Most recipes for bagels advise dividing your risen, punched down, and re-kneaded dough into 8 (or 10 or 12) pieces, rolling them into logs and then pinching the ends together. That seemed a little silly to us. We formed our bagels by making dough balls, then poking a hole through the middle, and swirling them around on a finger to form a dough ring.

Then it was time for the second rise, about 30 minutes for each set.

Quick pop into a kettle of boiling water - about a minute per side - then baking for about 30 minutes in a 425 degree oven.

Observations: these are nice normal sized bagels, not GIANT bagels, thank goodness. And they taste great, particularly the pumpernickel variety. But they came out sort of flat. I think in retrospect, I'd definitely let the second rise go longer, and possibly the first rise, too. I think the whole wheat pastry flour might be the culprit, as the texture was nice, but we didn't get a strong rise. Perhaps a little more kneading time would be of benefit, too. Also, we had the kitchen door open (you'll see why below), so it might have been a little chilly for dough.

So why was the kitchen door open? Because what goes with bagels better than smoked fish?

Specifically, smoked rainbow trout and smoked salmon.

Chef Spouse and I stopped at Eastern Market on our way to the IAs' pad and bought two beautiful whole boned but head and skin on trout, and a gorgeous piece of wild Alaskan king salmon fillet.

We were going to attempt an outdoor smoking in the IAs' outdoor fire pit, but it was a code red day for fires around here (high winds), so we used The Mad Kitchen Scientist's indoor smoking method:

Line a large saute pan with a tight-fitting lid with foil.

Cover the foil with a thin layer of rice and sugar (aka, "stuff that will burn").

Set a circular rack on some foil ball spacers.

Season your fish as you like, pop it on the rack, and cover with that tight-fitting lid.

Heat the pan on high until it starts smoking (that tight-fitting lid won't completely contain the smoke, which is why the door was open), and leave on the fire for about 25 minutes.

Then turn the burner off and let the pan sit, tightly covered, for about another 20-30 minutes, at which point lifting the lid hopefully will not set off your smoke alarm.

This was delicious and SUPER easy.

Accompanying drink?
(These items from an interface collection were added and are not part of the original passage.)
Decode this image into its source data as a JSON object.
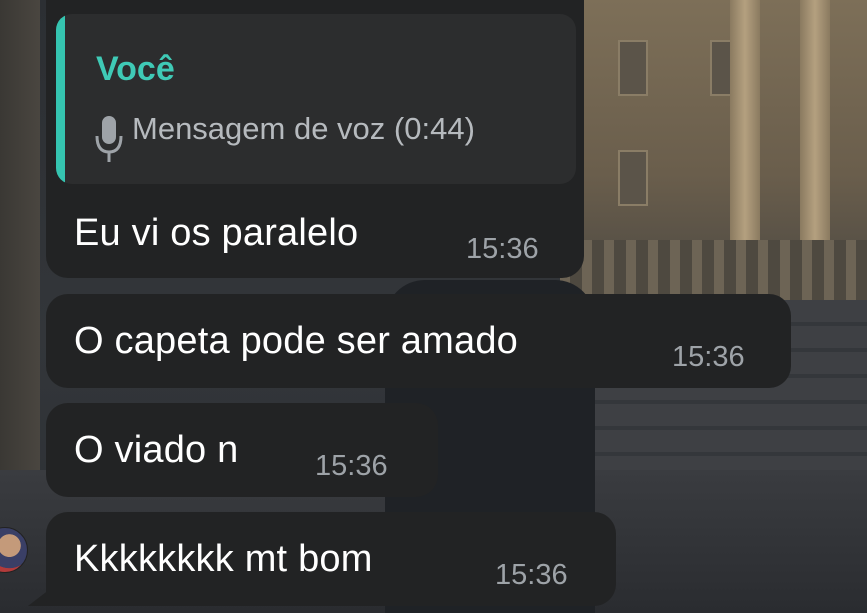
{
  "colors": {
    "bubble_bg": "#222324",
    "reply_bg": "#2c2d2e",
    "reply_accent": "#35c4b0",
    "author_name": "#3fcab6",
    "message_text": "#ffffff",
    "timestamp": "#9ea3a8"
  },
  "chat": {
    "messages": [
      {
        "reply": {
          "author": "Você",
          "icon": "microphone-icon",
          "text": "Mensagem de voz (0:44)"
        },
        "text": "Eu vi os paralelo",
        "time": "15:36"
      },
      {
        "text": "O capeta pode ser amado",
        "time": "15:36"
      },
      {
        "text": "O viado n",
        "time": "15:36"
      },
      {
        "text": "Kkkkkkkk mt bom",
        "time": "15:36"
      }
    ]
  }
}
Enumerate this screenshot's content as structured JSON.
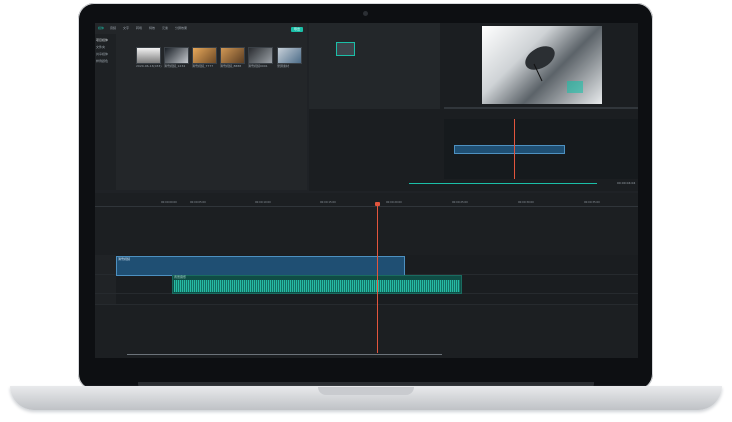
{
  "app": {
    "menu": [
      "媒体",
      "音频",
      "文字",
      "转场",
      "特效",
      "元素",
      "分屏效果"
    ],
    "import_button": "导出",
    "sidebar_items": [
      "项目媒体",
      "文件夹",
      "共享媒体",
      "样例颜色"
    ],
    "media_thumbs": [
      {
        "label": "2020-06-13(033)"
      },
      {
        "label": "滑雪视频_1234"
      },
      {
        "label": "滑雪视频_7777"
      },
      {
        "label": "滑雪视频_8888"
      },
      {
        "label": "滑雪视频0001"
      },
      {
        "label": "录屏素材"
      }
    ],
    "preview": {
      "timecode": "00:00:04:04"
    },
    "timeline": {
      "ticks": [
        "00:00:00:00",
        "00:00:05:00",
        "00:00:10:00",
        "00:00:15:00",
        "00:00:20:00",
        "00:00:25:00",
        "00:00:30:00",
        "00:00:35:00",
        "00:00:40:00"
      ],
      "video_clip_label": "滑雪视频",
      "audio_clip_label": "背景音乐"
    }
  },
  "colors": {
    "accent": "#1bbfa8",
    "video_clip": "#1f4f73",
    "audio_clip": "#0f4d45",
    "playhead": "#e2553d"
  }
}
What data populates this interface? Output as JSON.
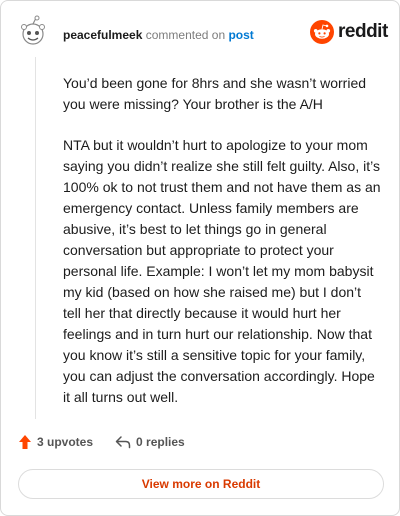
{
  "header": {
    "username": "peacefulmeek",
    "verb": "commented on",
    "post_link": "post",
    "logo_text": "reddit"
  },
  "comment": {
    "paragraphs": [
      "You’d been gone for 8hrs and she wasn’t worried you were missing? Your brother is the A/H",
      "NTA but it wouldn’t hurt to apologize to your mom saying you didn’t realize she still felt guilty. Also, it’s 100% ok to not trust them and not have them as an emergency contact. Unless family members are abusive, it’s best to let things go in general conversation but appropriate to protect your personal life. Example: I won’t let my mom babysit my kid (based on how she raised me) but I don’t tell her that directly because it would hurt her feelings and in turn hurt our relationship. Now that you know it’s still a sensitive topic for your family, you can adjust the conversation accordingly. Hope it all turns out well."
    ]
  },
  "actions": {
    "upvotes": "3 upvotes",
    "replies": "0 replies"
  },
  "view_more": "View more on Reddit",
  "colors": {
    "brand_orange": "#ff4500",
    "link_blue": "#0079d3",
    "view_more_text": "#d93a00"
  },
  "icons": [
    "avatar-icon",
    "reddit-logo-icon",
    "upvote-arrow-icon",
    "reply-arrow-icon"
  ]
}
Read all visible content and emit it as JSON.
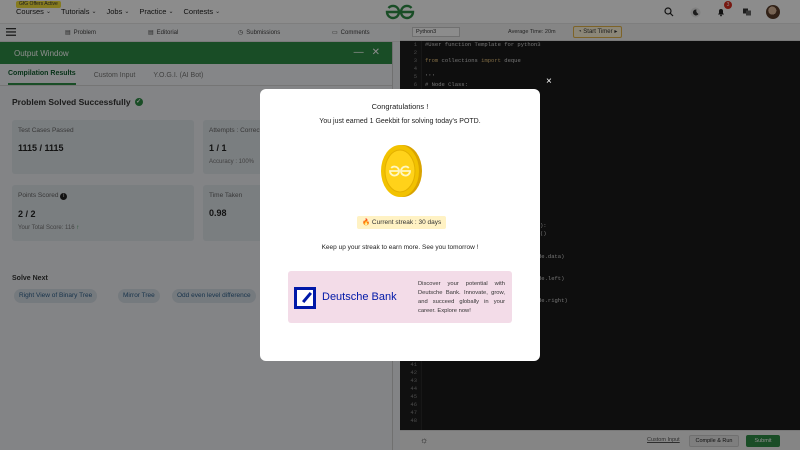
{
  "nav": {
    "offers_badge": "GfG Offers Active",
    "links": [
      {
        "label": "Courses"
      },
      {
        "label": "Tutorials"
      },
      {
        "label": "Jobs"
      },
      {
        "label": "Practice"
      },
      {
        "label": "Contests"
      }
    ],
    "notification_count": "3",
    "icons": [
      "search-icon",
      "dark-mode-icon",
      "bell-icon",
      "translate-icon",
      "avatar"
    ]
  },
  "problem_tabs": [
    {
      "label": "Problem",
      "icon": "problem-icon"
    },
    {
      "label": "Editorial",
      "icon": "editorial-icon"
    },
    {
      "label": "Submissions",
      "icon": "submissions-icon"
    },
    {
      "label": "Comments",
      "icon": "comments-icon"
    }
  ],
  "output": {
    "title": "Output Window",
    "tabs": [
      {
        "label": "Compilation Results",
        "active": true
      },
      {
        "label": "Custom Input",
        "active": false
      },
      {
        "label": "Y.O.G.I. (AI Bot)",
        "active": false
      }
    ],
    "status": "Problem Solved Successfully",
    "test_cases_label": "Test Cases Passed",
    "test_cases_value": "1115 / 1115",
    "attempts_label": "Attempts : Correct / Total",
    "attempts_value": "1 / 1",
    "accuracy_text": "Accuracy : 100%",
    "points_label": "Points Scored",
    "points_value": "2 / 2",
    "total_score_text": "Your Total Score: 116",
    "time_label": "Time Taken",
    "time_value": "0.98",
    "solve_next_label": "Solve Next",
    "solve_next": [
      "Right View of Binary Tree",
      "Mirror Tree",
      "Odd even level difference"
    ]
  },
  "editor": {
    "language": "Python3",
    "average_time": "Average Time: 20m",
    "start_timer": "Start Timer",
    "line_numbers": [
      "1",
      "2",
      "3",
      "4",
      "5",
      "6",
      "7",
      "8",
      "9",
      "10",
      "11",
      "12",
      "13",
      "14",
      "15",
      "16",
      "17",
      "18",
      "19",
      "20",
      "21",
      "22",
      "23",
      "24",
      "25",
      "26",
      "27",
      "28",
      "29",
      "30",
      "31",
      "32",
      "33",
      "34",
      "35",
      "36",
      "37",
      "38",
      "39",
      "40",
      "41",
      "42",
      "43",
      "44",
      "45",
      "46",
      "47",
      "48"
    ],
    "code_line1": "#User function Template for python3",
    "code_kw_from": "from",
    "code_mod": "collections",
    "code_kw_import": "import",
    "code_name": "deque",
    "code_line5": "'''",
    "code_line6": "# Node Class:",
    "frag1": "):",
    "frag2": "()",
    "frag3": "de.data)",
    "frag4": "de.left)",
    "frag5": "de.right)",
    "custom_input_link": "Custom Input",
    "compile_run": "Compile & Run",
    "submit": "Submit"
  },
  "modal": {
    "title": "Congratulations !",
    "earned": "You just earned 1 Geekbit for solving today's POTD.",
    "streak": "Current streak : 30 days",
    "keep_up": "Keep up your streak to earn more. See you tomorrow !",
    "close": "×",
    "promo_brand": "Deutsche Bank",
    "promo_text": "Discover your potential with Deutsche Bank. Innovate, grow, and succeed globally in your career. Explore now!"
  },
  "colors": {
    "brand_green": "#2f8d46",
    "editor_bg": "#1a1a1a",
    "promo_bg": "#f3dce8",
    "db_blue": "#0018a8"
  }
}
Manhattans of course. (Get it? Bagels? Manhattans? I kill me!) We all fell in love with Redemption Rye (a recent acquisition) and Fee Brothers bitters, although I remained firmly in my traditional whiskey barrel bitters camp, while Mad Kitchen Scientist definitely preferred the rhubarb. Chef Spouse is a Peychaud's man. Regardless, if you've been mixing cocktails without bitters, shame on you. They add a level of complexity that's impossible to achieve any other way. And they're dirt cheap - a bottle will run you about $6 and probably last you at least a year. You have NO excuse! Go get some!

One of the frequent side effects of food lab is that I discover new kitchen tools I MUST have. This one showed me four:
  1. A circular rack for my largest saute pan so I can stovetop smoke my own fish.
  2. A Danish dough whisk. LOVE! Makes starting a yeast dough MUCH easier than using a spoon.
  3. A SodaStream. Do you have ANY idea how much club soda we go through during mint julep season?
  4. An Appalachian kneading bowl. The Mad Kitchen Scientist has a gorgeous hand-carved specimen he acquired while in Blacksburg, VA that I attempted to steal. Sadly, he noticed. So now I have to figure out where to get one. Any ideas?


Tony T said...

I think you'd find that the lye solution for boiling pretzels is fairly dilute, so you might want to give it a try some time.
And, I believe you could get an Appalachian kneading bowl in Blacksburg VA. Now you just need to decide whether it's worth the trip. :)

Mad Kitchen Scientist said...

The kneading bowl source is a woodworker named Glendon Boyd, of Floyd, Virginia. A quick search of the Internet suggests he has kept a fairly low electronic profile. Some references to participation in various art shows and festivals, but not much else . . .